The first step for a design in digital format to be transferred to a machine to be reproduced autonomously, either in metal (as an engraving) or in wax for micro fusion, was the combination of computer-aided design (CAD-CAM ) with numerical decimal control machines (CNC).


The CAD-CAM design is characterized by:

  • Guarantee absolute precision.
  • Simplifying the introduction of modifications in a design, making the development of variants quick and easy (introducing new elements or deleting any of the existing ones, resizing or even returning to a previous version is simple).
  • Like any digital product, a design in digital format is capable of being stored and shared immediately and safely at a very low cost.
  • Minimize the need to incur production costs, since the availability of photorealistic digital images created from a 3D model (rendering) allows the creation of product portfolios in digital format.


What is stereolithography?

Stereolithography is considered the origin of 3D printing processes, with the first equipment patented in 1984 by Charles Hull and the first commercial machine developed by 3D Systems in 1988. 

This process, known as SLA (stereolithography), uses the principle of light curing to create 3D models from resins sensitive to UV rays. This is solifed by the passage of a laser layer by layer, thereby providing higher quality models made with this technology. 

The SLA 3D printers are characterized by their liquid printing material and by the presence of a UV protection cover (usually orange, green, red or yellow). They offer a relatively small volume of production in comparison with other printing technologies, even some machines such as Materialise's Mammoth can produce pieces of more than 2 meters.


How does 3D printing work with stereolithography?

As with any 3D printing technique, a 3D digital file is required.
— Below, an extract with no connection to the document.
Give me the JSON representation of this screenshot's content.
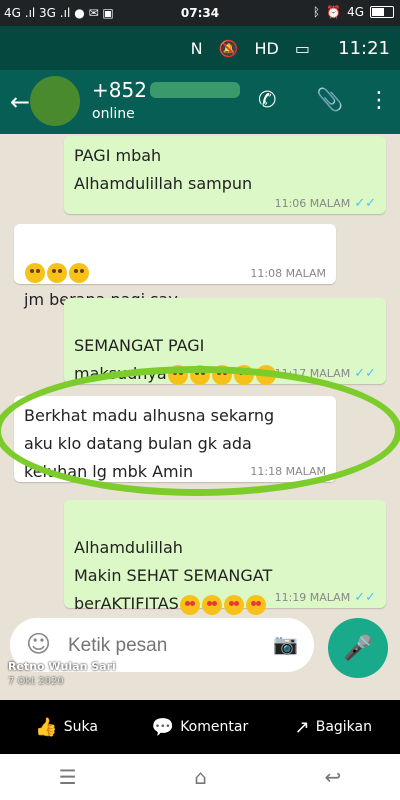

This can be obtained through CAD software (SolidWorks, Sculpt or Maya, for example). This file, often in STL format, is sent to the machine, where a second software (called a slicer) cuts the model in thin layers of printing of a fixed thickness. And finally the printer is given the order to start printing. 

After finishing printing, we go to the cleaning stage with a solvent (usually isopropyl alcohol also known as isopropanol), this is necessary to remove the excess of non-solidified resin.As with FDM technology, stereolithography uses the use of supports when printing complex forms. In the form of scaffolds, which allow to support the parts that fall into the void. These supports are easily removed during post-processing of the models.